To endorse or not to endorse Moore is a question that is tearing Republicans apart as the election in Alabama draws closer. First, he’s endorsed, then he isn’t, then he is again. Despite the growing storm of sexual harassment allegations, Trump and the Republican National Committee have decided to say yes to Roy Moore. For one senior senator though, the answer is no.
Richard Shelby, Alabama’s senior senator, has publicly stated that he will refuse to endorse Moore and has called for people to vote for a write-in candidate. Instead of voting for Doung Jones, he opted instead to write down what he called ‘a distinguished Republican name.’ Luther Strange is the popular choice for those who are pushing for others to vote for write-in candidates, although some wits have probably considered Abraham Lincoln as an option.
He claimed that the tipping point was the story Moore sexually assaulting a 14-year-old girl along with the stories that Moore had tried to date 17 and 18-year-old girls while he was a prosecutor in his 30s. As part of his statement, Shelby said, “I think the women are believable. I have no reason not to believe them. I didn’t vote for Roy Moore. I wouldn’t vote for Roy Moore. I think the Republican party can do better.”
The Republicans can be better. They should be better than this, but such is the state of politics today that Roy Moore can win back the backing of a party that had initially disowned him. Moore’s poll numbers, which have seen a brief uptick in the last few days, has persuaded some in the GOP to put power before decency. Such a position is nothing new to Trump who probably sees a kindred spirit in a fellow sexual predator and cheerleader for Putin.
For the Republicans, it’s a lose-lose situation. Alabama’s election is up in the air when it really shouldn’t according to their statistics. If Alabama goes for Doug Jones, then it will be taken far more seriously than the previous elections in Virginia and New Jersey. The Resistance will gather strength, the Democrats will be riding high and the Republicans could face a potentially hazardous road to next year’s mid-term elections.
Yet, if Moore wins, it will be seen as a strike against the establishment, a sign that Trump’s anti-establishment message is holding strong and still pulling voters.

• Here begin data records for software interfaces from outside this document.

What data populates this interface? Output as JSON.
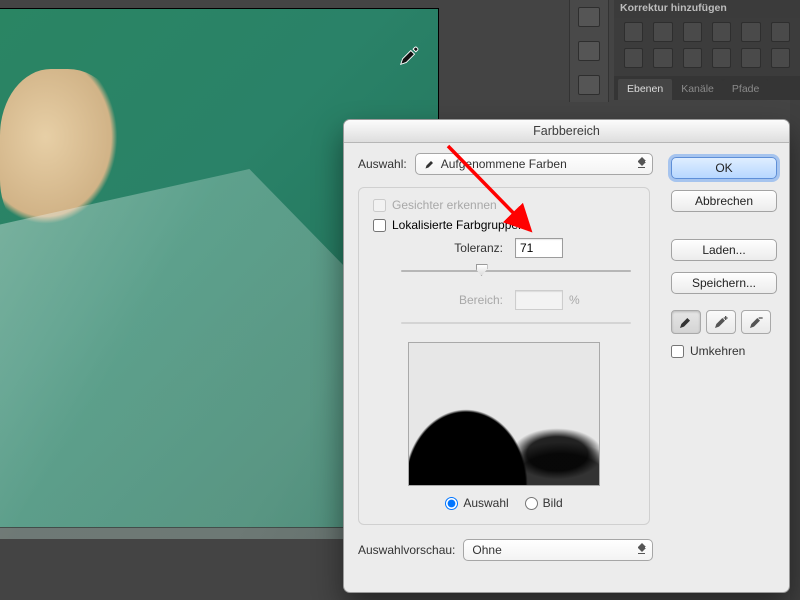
{
  "panel": {
    "title": "Korrektur hinzufügen",
    "tabs": [
      "Ebenen",
      "Kanäle",
      "Pfade"
    ],
    "active_tab": 0
  },
  "dialog": {
    "title": "Farbbereich",
    "selection_label": "Auswahl:",
    "selection_value": "Aufgenommene Farben",
    "detect_faces": {
      "label": "Gesichter erkennen",
      "checked": false,
      "enabled": false
    },
    "localized": {
      "label": "Lokalisierte Farbgruppen",
      "checked": false,
      "enabled": true
    },
    "tolerance": {
      "label": "Toleranz:",
      "value": "71",
      "pos_pct": 35
    },
    "range": {
      "label": "Bereich:",
      "value": "",
      "unit": "%",
      "enabled": false
    },
    "radios": {
      "selection": "Auswahl",
      "image": "Bild",
      "checked": "selection"
    },
    "preview_label": "Auswahlvorschau:",
    "preview_value": "Ohne",
    "buttons": {
      "ok": "OK",
      "cancel": "Abbrechen",
      "load": "Laden...",
      "save": "Speichern..."
    },
    "invert": {
      "label": "Umkehren",
      "checked": false
    },
    "eyedroppers": [
      "eyedropper",
      "eyedropper-plus",
      "eyedropper-minus"
    ]
  }
}
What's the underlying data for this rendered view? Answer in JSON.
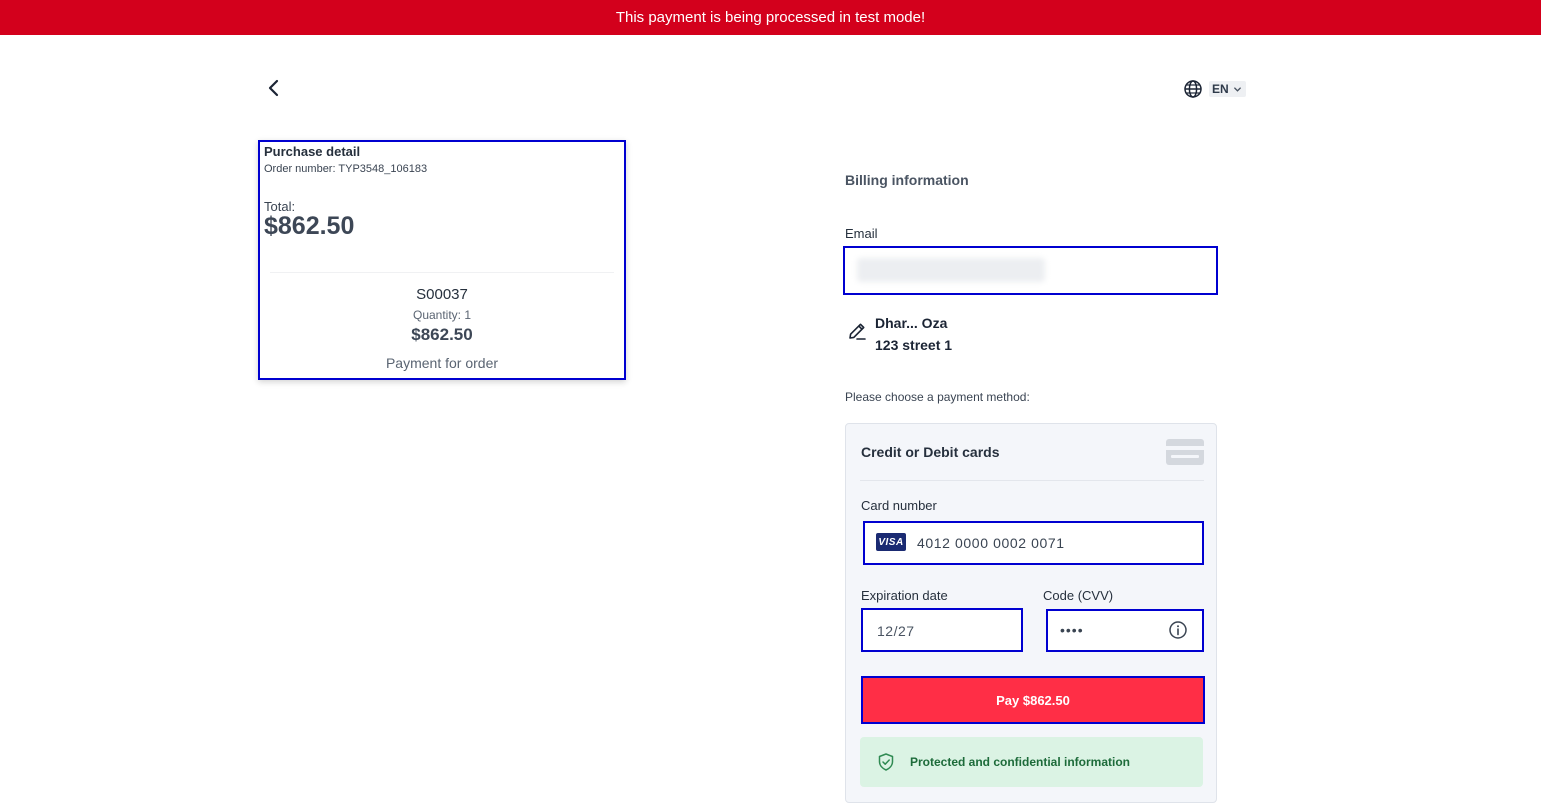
{
  "banner": {
    "text": "This payment is being processed in test mode!"
  },
  "header": {
    "language": "EN"
  },
  "purchase_detail": {
    "title": "Purchase detail",
    "order_number": "Order number: TYP3548_106183",
    "total_label": "Total:",
    "total_value": "$862.50",
    "item": {
      "name": "S00037",
      "quantity": "Quantity: 1",
      "price": "$862.50",
      "description": "Payment for order"
    }
  },
  "billing": {
    "title": "Billing information",
    "email_label": "Email",
    "email_value": "",
    "contact_name": "Dhar... Oza",
    "contact_address": "123 street 1"
  },
  "payment": {
    "choose_label": "Please choose a payment method:",
    "method_title": "Credit or Debit cards",
    "card_number_label": "Card number",
    "card_brand": "VISA",
    "card_number_value": "4012 0000 0002 0071",
    "expiration_label": "Expiration date",
    "expiration_value": "12/27",
    "cvv_label": "Code (CVV)",
    "cvv_value": "••••",
    "pay_button_label": "Pay $862.50",
    "secure_text": "Protected and confidential information"
  },
  "colors": {
    "banner": "#d3001c",
    "pay_button": "#ff2e46",
    "highlight_border": "#0000d0",
    "secure_bg": "#dbf3e4",
    "secure_text": "#1d6b3a"
  },
  "icons": {
    "back": "chevron-left-icon",
    "language": "globe-icon",
    "language_dropdown": "chevron-down-icon",
    "edit": "edit-icon",
    "card_generic": "credit-card-icon",
    "cvv_info": "info-icon",
    "secure": "shield-check-icon"
  }
}
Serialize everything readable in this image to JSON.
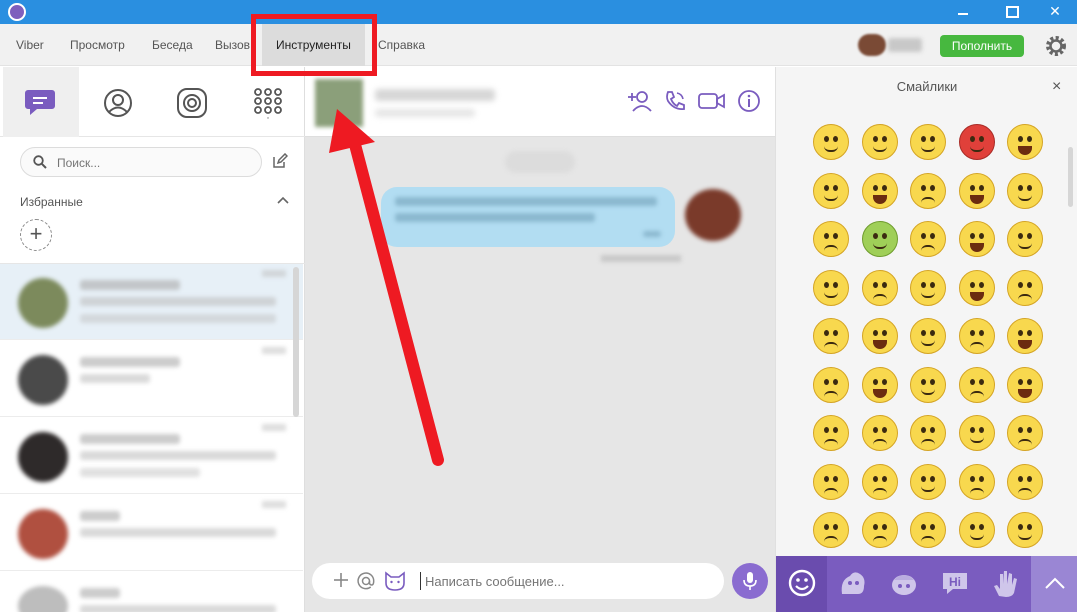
{
  "menubar": {
    "items": [
      "Viber",
      "Просмотр",
      "Беседа",
      "Вызов",
      "Инструменты",
      "Справка"
    ],
    "active_item": "Инструменты",
    "topup_label": "Пополнить"
  },
  "left_panel": {
    "search_placeholder": "Поиск...",
    "favorites_label": "Избранные",
    "add_label": "+"
  },
  "composer": {
    "placeholder": "Написать сообщение..."
  },
  "emoji_panel": {
    "title": "Смайлики",
    "close_label": "×",
    "hi_label": "Hi"
  },
  "colors": {
    "titlebar": "#2a8fe0",
    "accent": "#7a5cbf",
    "topup": "#47b83f",
    "highlight": "#ee1a22",
    "bubble": "#b2ddf2"
  },
  "icons": [
    "viber-logo-icon",
    "minimize-icon",
    "maximize-icon",
    "close-icon",
    "settings-gear-icon",
    "chats-icon",
    "contacts-icon",
    "public-accounts-icon",
    "dialpad-icon",
    "search-icon",
    "compose-icon",
    "chevron-up-icon",
    "add-participant-icon",
    "voice-call-icon",
    "video-call-icon",
    "info-icon",
    "plus-icon",
    "at-icon",
    "sticker-icon",
    "microphone-icon",
    "smiley-tab-icon",
    "sticker-pack-icon",
    "hi-sticker-icon",
    "hand-sticker-icon",
    "expand-up-icon"
  ]
}
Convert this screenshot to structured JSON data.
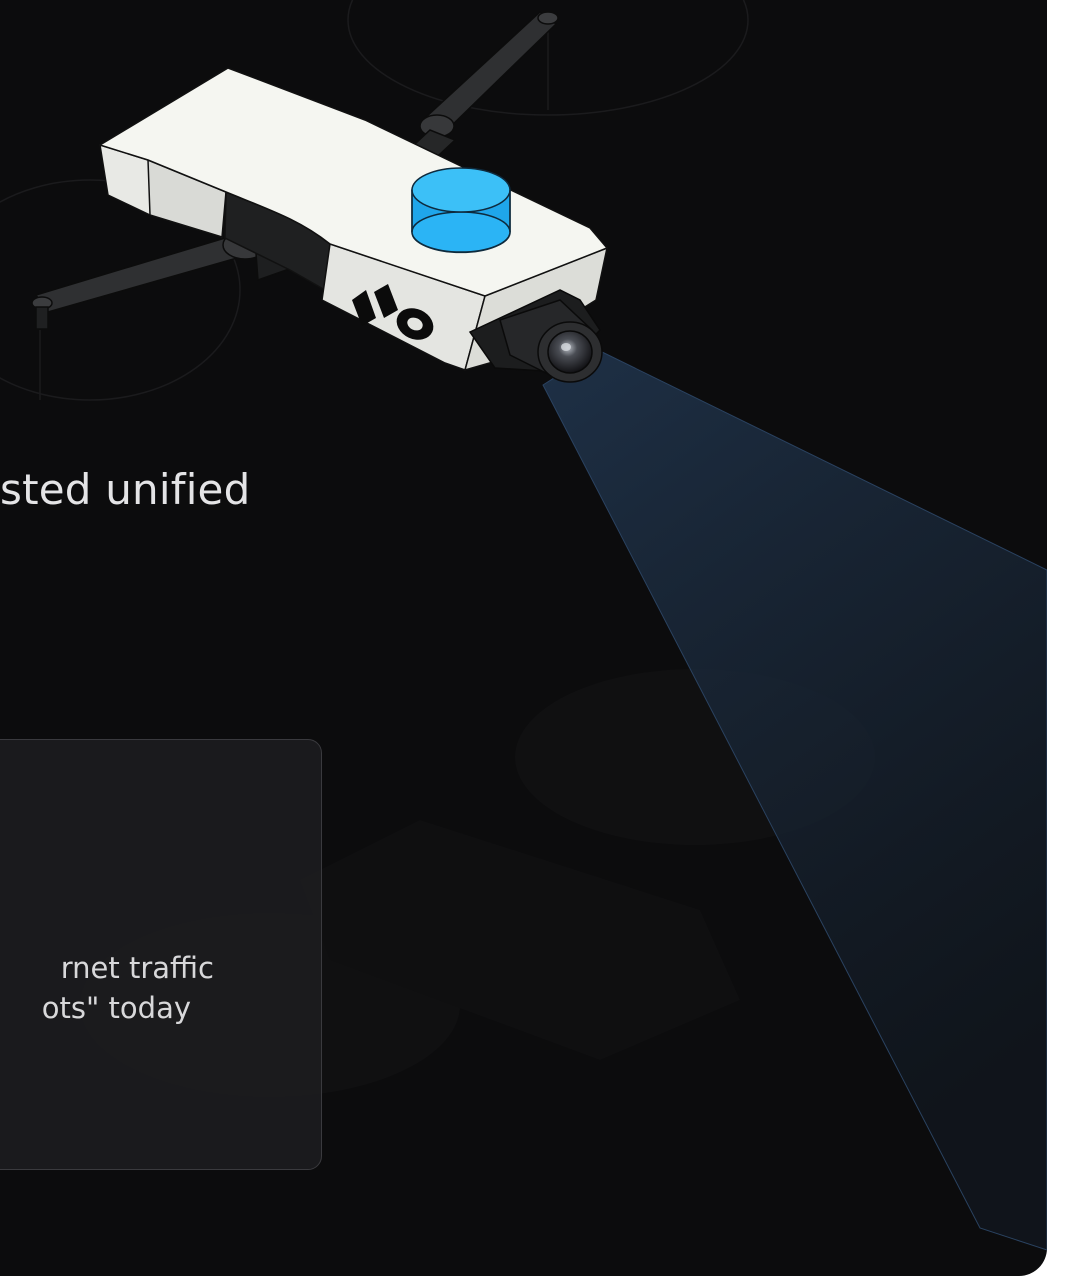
{
  "hero": {
    "headline_fragment": "sted unified"
  },
  "stat_card": {
    "line_1": "rnet traffic",
    "line_2": "ots\" today"
  },
  "illustration": {
    "subject": "drone-with-camera-icon",
    "logo_text": "HO"
  },
  "colors": {
    "background": "#0c0c0d",
    "drone_body": "#f5f6f1",
    "sensor_accent": "#26aef0",
    "camera_beam": "#1b2c40",
    "card_border": "#3a3a3e"
  }
}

Moore is a full-blown Trump supporter who may symbolize the internal struggle between moderates and extremists in the GOP. After all, this is a man who vigorously attacked the Republican establishment, whose views are almost completely out of step with modern-day America.
Richard C. Shelby is one of the few in his party to break with Trump and the RNC. He is not the only one, but speaking out against your own is a brave and dangerous thing to do, even when it is abundantly clear that the person carrying the standard is wholly unsuitable for the job. Shelby follows Paul Ryan and South Carolina’s Senator Tim Scott among others in refusing to endorse Moore. Voting for a write-in candidate is clearly the preferred choice for those who follow their moral compass although there are clearly precious few in the Republican Party who have one.
Roy Moore should not be eligible for this election, but here he is! A man who is removed not once, but twice as a judge for failing to uphold federal court orders should not serve. A man who actively sought to date girls twice his junior should not represent the people. And yet, even Mitch McConnell, the very man who rallied his party to reject Moore, is staying quiet.
The warning signs are clear and Shelby’s break from his own party should be ringing alarm bells with some Republican voters. Perhaps they’ll take his advice and vote for a write-in candidate. Perhaps the evangelicals will help boost Moore’s chances as Jones struggle to make inroads with young black voters, the latter seen as a key voting bloc against Moore’s conservative activists. At this stage, no one really knows.
With the race getting closer with each hour, the people of Alabama are gearing up to make their choice and ensure that whoever wins, the Republicans lose.